Updated April 14, 2010 5:05 p.m. EDT
Raleigh, N.C. — Proposed rules from the U.S. Food and Drug Administration could have a significant negative impact on the state's local food economy, according to a nonprofit group that serves the interests of local farmers and consumers.
The Food Safety Modernization Act, currently awaiting debate in the U.S. Senate, is meant to help prevent food-related illnesses and outbreaks by would allowing the FDA to take quicker and more effective actions for companies that don't properly protect against food-poisoning risks.
About 76 million Americans get sick and nearly 5,000 die every year from food-related illnesses.
As the legislation reads now, it would require farmers and facilities to pay a $500 registration fee as well as fees for re-inspection and food recalls.
Citing a report it released Tuesday, the Carolina Farm Stewardship Association says costs for small-scale farmers and food suppliers to comply could exceed 150 hours in labor and as much as $20,000 in consulting and testing per year.
The group's executive director, Roland McReynolds, says small businesses are not the source of the vast majority of illnesses that the legislation targets.
"These and other costs for complying with one-size-fits-all food safety rules could force many small farms and food businesses to abandon value-added markets," McReynolds said.
It could also lead to significant job losses, he said.
The group wants Congress to write new, more flexible rules for small farms and businesses and fund educational programs and outreach to improve those small producers' safety practices.

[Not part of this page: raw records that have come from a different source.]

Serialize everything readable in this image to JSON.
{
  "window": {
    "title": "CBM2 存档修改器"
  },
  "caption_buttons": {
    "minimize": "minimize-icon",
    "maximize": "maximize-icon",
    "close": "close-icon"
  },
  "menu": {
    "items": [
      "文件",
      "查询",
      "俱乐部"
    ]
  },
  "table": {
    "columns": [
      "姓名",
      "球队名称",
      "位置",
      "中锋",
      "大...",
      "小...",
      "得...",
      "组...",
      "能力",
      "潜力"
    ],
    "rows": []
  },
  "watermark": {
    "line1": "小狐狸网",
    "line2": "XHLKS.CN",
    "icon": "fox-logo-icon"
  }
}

"The federal government has an obligation to better understand the processes involved in local, health y food systems before attempting to regulate them," McReynolds said.
The Senate could take up the matter as early as next week.